• [AIM OF THE TASK] Copy each line of the data below in which the word "title" can be found.

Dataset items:
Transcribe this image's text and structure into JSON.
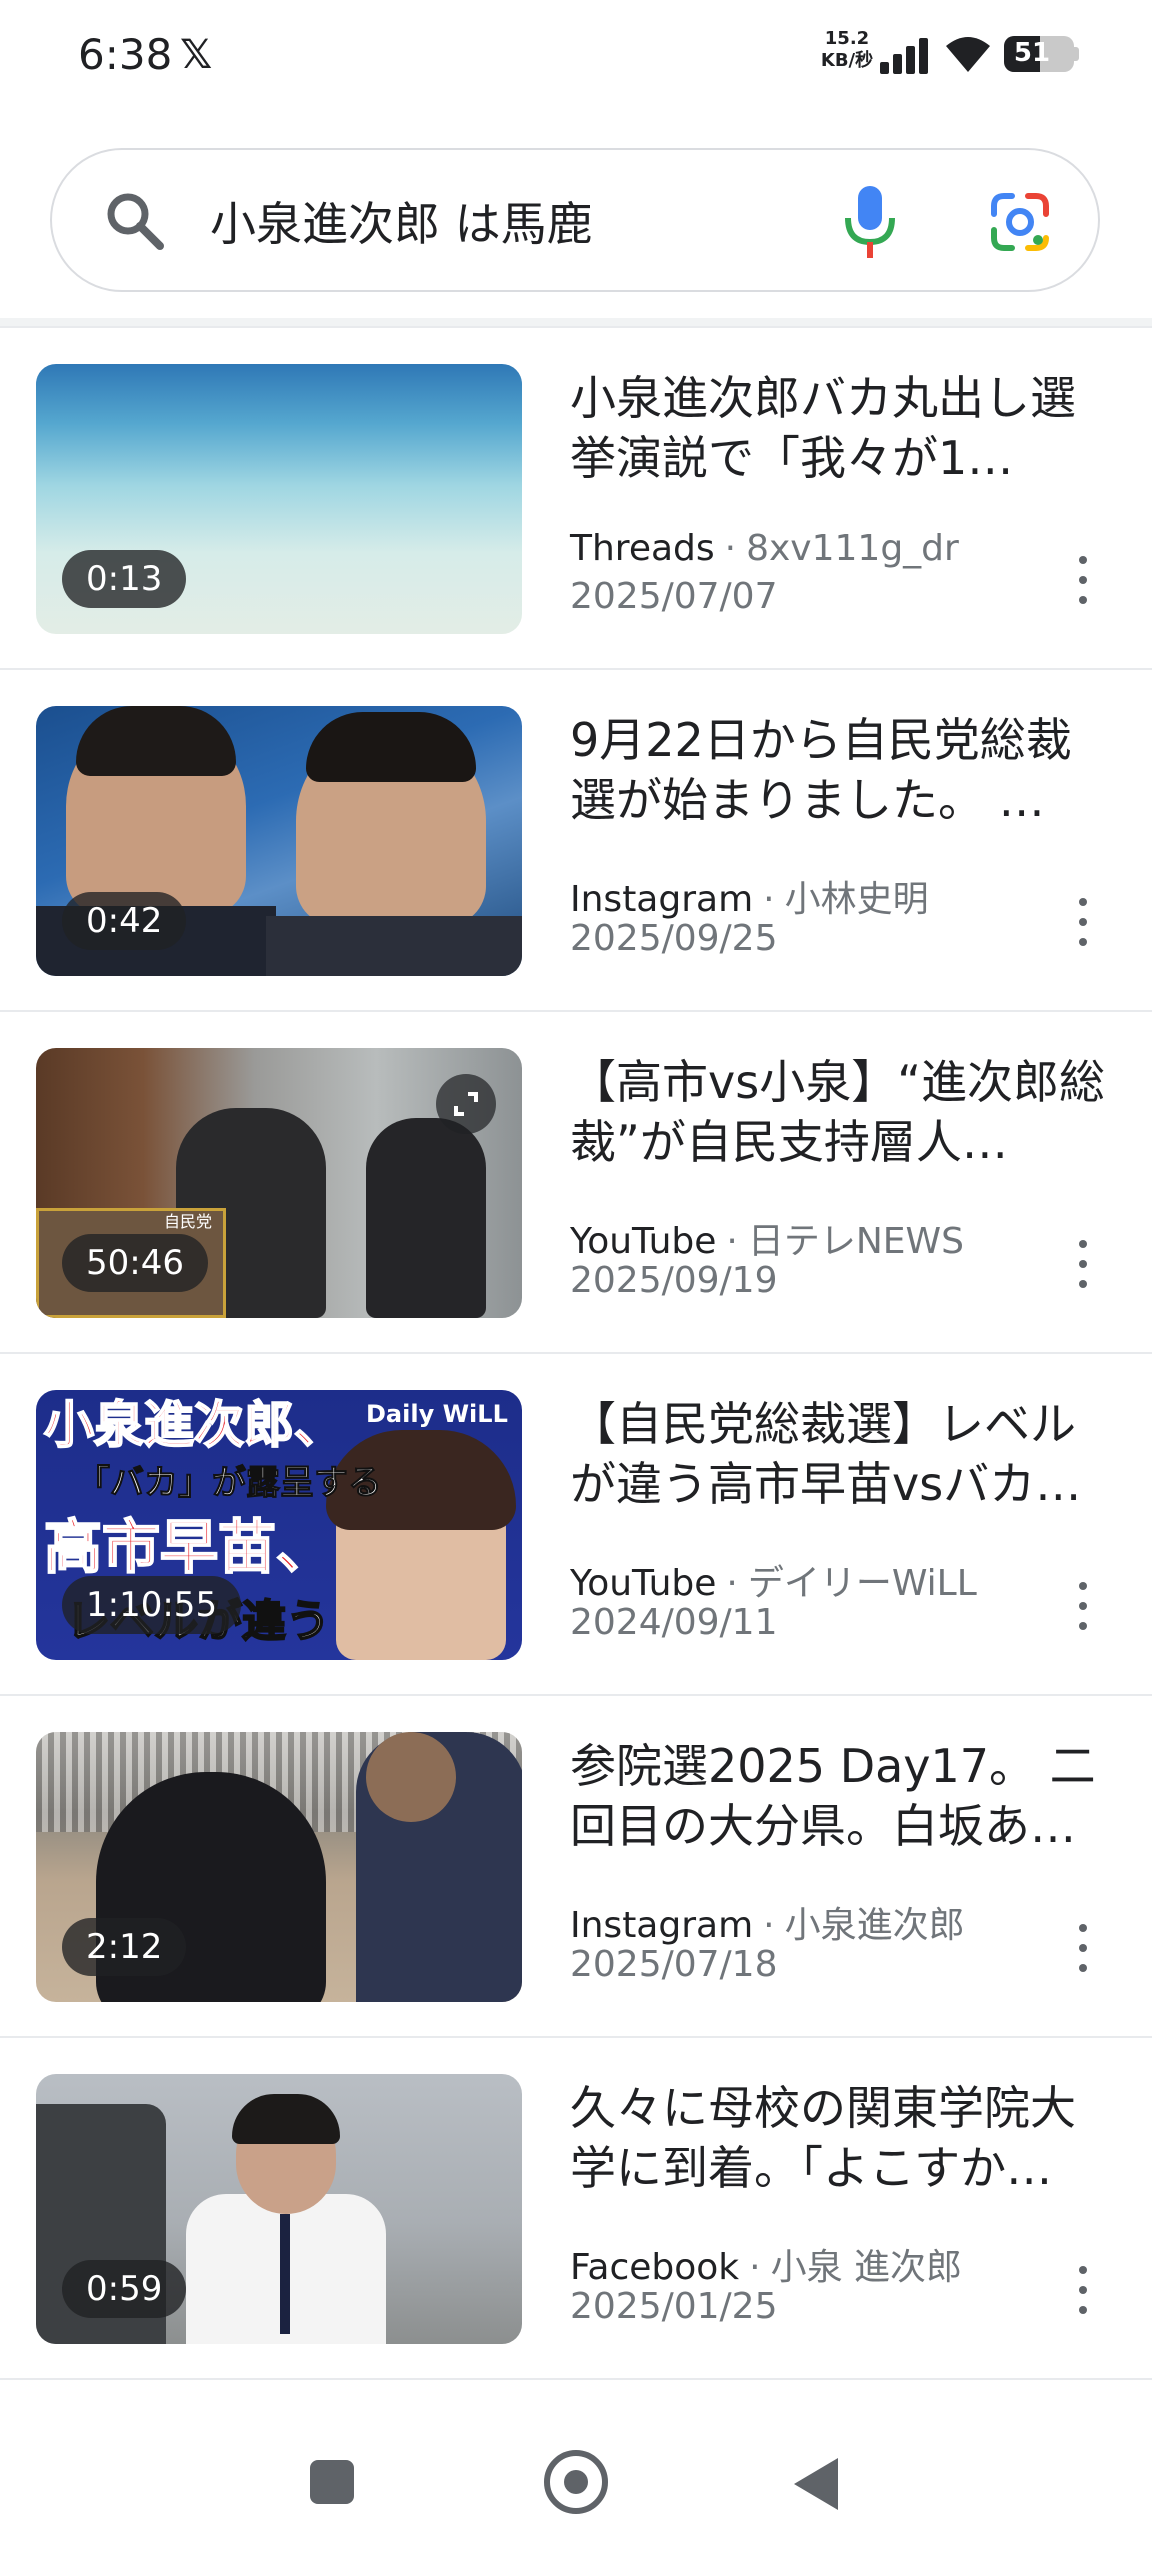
{
  "status_bar": {
    "time": "6:38",
    "app_icon": "x-logo",
    "net_speed_value": "15.2",
    "net_speed_unit": "KB/秒",
    "battery_level": "51",
    "battery_fraction": 0.51
  },
  "search": {
    "query": "小泉進次郎 は馬鹿",
    "left_icon": "search-icon",
    "voice_icon": "mic-icon",
    "lens_icon": "google-lens-icon"
  },
  "results": [
    {
      "title": "小泉進次郎バカ丸出し選挙演説で「我々が1…",
      "source": "Threads",
      "author": "8xv111g_dr",
      "date": "2025/07/07",
      "duration": "0:13",
      "thumb_style": "beach"
    },
    {
      "title": "9月22日から自民党総裁選が始まりました。 …",
      "source": "Instagram",
      "author": "小林史明",
      "date": "2025/09/25",
      "duration": "0:42",
      "thumb_style": "portrait-blue"
    },
    {
      "title": "【高市vs小泉】“進次郎総裁”が自民支持層人…",
      "source": "YouTube",
      "author": "日テレNEWS",
      "date": "2025/09/19",
      "duration": "50:46",
      "thumb_style": "news-hall",
      "thumb_text": "自民党"
    },
    {
      "title": "【自民党総裁選】レベルが違う高市早苗vsバカ…",
      "source": "YouTube",
      "author": "デイリーWiLL",
      "date": "2024/09/11",
      "duration": "1:10:55",
      "thumb_style": "will-caption",
      "thumb_lines": [
        "小泉進次郎、",
        "「バカ」が露呈する",
        "高市早苗、",
        "レベルが違う"
      ],
      "thumb_badge": "Daily WiLL"
    },
    {
      "title": "参院選2025 Day17。 二回目の大分県。白坂あ…",
      "source": "Instagram",
      "author": "小泉進次郎",
      "date": "2025/07/18",
      "duration": "2:12",
      "thumb_style": "crowd"
    },
    {
      "title": "久々に母校の関東学院大学に到着。「よこすか…",
      "source": "Facebook",
      "author": "小泉 進次郎",
      "date": "2025/01/25",
      "duration": "0:59",
      "thumb_style": "street"
    }
  ],
  "nav_bar": {
    "recent_icon": "recent-apps-icon",
    "home_icon": "home-icon",
    "back_icon": "back-icon"
  }
}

• [THE COMPLETED TASK]
      "title": "小泉進次郎バカ丸出し選挙演説で「我々が1…",
      "title": "9月22日から自民党総裁選が始まりました。 …",
      "title": "【高市vs小泉】“進次郎総裁”が自民支持層人…",
      "title": "【自民党総裁選】レベルが違う高市早苗vsバカ…",
      "title": "参院選2025 Day17。 二回目の大分県。白坂あ…",
      "title": "久々に母校の関東学院大学に到着。「よこすか…",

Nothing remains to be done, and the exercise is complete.